(Element data from apps and pages)
····················

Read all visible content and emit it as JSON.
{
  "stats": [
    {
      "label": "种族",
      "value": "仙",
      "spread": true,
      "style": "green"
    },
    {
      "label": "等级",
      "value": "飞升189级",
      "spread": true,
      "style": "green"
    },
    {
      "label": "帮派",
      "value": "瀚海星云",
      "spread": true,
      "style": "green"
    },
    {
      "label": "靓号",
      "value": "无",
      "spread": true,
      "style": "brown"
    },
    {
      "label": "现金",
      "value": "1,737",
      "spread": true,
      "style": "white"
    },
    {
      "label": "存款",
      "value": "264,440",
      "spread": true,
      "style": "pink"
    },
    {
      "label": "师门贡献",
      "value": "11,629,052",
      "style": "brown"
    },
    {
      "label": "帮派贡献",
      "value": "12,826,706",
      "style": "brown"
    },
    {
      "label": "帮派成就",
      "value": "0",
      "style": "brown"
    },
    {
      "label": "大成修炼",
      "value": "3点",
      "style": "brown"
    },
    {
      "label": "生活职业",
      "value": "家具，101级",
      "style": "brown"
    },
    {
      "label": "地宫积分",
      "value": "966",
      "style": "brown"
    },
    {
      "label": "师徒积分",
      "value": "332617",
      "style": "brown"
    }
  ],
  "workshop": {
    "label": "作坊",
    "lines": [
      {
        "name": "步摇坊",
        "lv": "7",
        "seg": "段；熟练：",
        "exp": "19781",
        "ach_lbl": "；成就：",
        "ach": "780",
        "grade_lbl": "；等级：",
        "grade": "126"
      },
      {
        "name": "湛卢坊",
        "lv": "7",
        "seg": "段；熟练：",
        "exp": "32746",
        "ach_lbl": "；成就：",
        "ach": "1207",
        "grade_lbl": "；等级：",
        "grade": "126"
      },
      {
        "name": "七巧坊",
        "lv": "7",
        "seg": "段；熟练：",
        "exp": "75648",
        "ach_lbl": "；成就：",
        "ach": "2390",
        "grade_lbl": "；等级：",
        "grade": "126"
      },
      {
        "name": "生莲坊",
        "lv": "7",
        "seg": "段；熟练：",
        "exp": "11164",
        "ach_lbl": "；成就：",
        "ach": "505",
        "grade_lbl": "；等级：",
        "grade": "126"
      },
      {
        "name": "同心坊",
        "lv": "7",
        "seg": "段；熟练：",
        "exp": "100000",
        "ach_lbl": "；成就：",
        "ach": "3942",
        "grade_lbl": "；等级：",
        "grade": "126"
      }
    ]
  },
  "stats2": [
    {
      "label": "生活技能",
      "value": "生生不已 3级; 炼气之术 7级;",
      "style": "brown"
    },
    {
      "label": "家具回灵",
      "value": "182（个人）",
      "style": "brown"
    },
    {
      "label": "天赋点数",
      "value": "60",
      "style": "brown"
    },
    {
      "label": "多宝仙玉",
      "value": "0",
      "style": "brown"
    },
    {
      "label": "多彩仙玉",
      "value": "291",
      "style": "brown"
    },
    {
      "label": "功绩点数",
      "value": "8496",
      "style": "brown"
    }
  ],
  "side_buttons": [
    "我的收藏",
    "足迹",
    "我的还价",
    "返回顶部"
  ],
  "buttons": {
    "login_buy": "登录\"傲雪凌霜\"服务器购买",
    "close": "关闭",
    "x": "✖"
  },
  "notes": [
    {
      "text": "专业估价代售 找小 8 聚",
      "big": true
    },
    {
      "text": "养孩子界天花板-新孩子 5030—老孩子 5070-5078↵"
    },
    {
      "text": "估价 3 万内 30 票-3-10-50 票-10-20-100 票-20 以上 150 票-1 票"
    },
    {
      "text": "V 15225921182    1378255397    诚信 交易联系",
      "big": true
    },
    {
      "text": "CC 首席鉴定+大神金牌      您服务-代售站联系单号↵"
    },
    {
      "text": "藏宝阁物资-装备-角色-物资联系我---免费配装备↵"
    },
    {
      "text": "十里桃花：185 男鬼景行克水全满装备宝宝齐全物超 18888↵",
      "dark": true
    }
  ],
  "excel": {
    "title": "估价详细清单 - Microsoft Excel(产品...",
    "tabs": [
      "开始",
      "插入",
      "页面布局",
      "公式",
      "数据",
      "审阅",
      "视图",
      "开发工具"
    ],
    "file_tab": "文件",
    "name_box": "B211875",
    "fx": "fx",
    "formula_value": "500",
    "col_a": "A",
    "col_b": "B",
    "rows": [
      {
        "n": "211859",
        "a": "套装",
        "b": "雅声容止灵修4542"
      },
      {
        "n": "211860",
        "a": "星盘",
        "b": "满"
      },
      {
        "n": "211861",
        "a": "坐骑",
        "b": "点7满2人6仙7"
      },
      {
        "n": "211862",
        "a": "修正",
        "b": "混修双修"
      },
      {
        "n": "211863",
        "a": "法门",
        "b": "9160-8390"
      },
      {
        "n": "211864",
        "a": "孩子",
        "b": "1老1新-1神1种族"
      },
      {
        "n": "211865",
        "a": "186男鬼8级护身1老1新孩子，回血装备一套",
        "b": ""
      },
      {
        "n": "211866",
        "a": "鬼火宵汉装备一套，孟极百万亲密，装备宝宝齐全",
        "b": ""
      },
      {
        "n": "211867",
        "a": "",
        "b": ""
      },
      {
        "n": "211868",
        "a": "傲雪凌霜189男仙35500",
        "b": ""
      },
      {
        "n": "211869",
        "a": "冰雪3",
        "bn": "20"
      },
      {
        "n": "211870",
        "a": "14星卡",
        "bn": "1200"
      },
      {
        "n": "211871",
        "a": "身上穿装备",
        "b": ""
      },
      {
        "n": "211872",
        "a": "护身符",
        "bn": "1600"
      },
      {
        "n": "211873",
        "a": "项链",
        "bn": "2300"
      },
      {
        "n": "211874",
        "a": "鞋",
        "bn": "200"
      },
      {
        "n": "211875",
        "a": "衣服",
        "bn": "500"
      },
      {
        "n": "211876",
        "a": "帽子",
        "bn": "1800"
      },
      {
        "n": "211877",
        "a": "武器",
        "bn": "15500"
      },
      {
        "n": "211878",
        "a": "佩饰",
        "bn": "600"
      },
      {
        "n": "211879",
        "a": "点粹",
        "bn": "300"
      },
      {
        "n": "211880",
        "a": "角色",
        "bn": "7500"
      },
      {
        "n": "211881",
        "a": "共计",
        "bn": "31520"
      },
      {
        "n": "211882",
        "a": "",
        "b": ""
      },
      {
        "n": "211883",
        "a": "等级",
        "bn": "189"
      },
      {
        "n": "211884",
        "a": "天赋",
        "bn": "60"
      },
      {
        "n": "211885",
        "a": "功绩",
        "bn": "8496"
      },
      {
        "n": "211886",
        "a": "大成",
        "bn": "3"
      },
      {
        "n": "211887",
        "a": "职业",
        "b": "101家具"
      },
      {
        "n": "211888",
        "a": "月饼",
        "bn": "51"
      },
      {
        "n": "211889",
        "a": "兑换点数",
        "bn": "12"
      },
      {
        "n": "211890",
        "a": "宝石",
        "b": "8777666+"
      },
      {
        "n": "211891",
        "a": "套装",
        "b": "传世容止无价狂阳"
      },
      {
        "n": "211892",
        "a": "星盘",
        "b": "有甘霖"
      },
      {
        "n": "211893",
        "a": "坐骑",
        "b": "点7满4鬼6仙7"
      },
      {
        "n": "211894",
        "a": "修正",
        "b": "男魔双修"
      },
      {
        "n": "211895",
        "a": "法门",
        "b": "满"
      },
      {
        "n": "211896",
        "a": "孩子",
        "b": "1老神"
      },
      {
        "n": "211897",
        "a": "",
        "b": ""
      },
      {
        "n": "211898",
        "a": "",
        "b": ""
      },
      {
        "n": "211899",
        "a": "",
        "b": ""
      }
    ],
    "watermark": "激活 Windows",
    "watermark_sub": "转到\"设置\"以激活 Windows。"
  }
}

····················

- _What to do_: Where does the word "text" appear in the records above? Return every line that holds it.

- _Answer below_:
      "text": "专业估价代售 找小 8 聚",
      "text": "养孩子界天花板-新孩子 5030—老孩子 5070-5078↵"
      "text": "估价 3 万内 30 票-3-10-50 票-10-20-100 票-20 以上 150 票-1 票"
      "text": "V 15225921182    1378255397    诚信 交易联系",
      "text": "CC 首席鉴定+大神金牌      您服务-代售站联系单号↵"
      "text": "藏宝阁物资-装备-角色-物资联系我---免费配装备↵"
      "text": "十里桃花：185 男鬼景行克水全满装备宝宝齐全物超 18888↵",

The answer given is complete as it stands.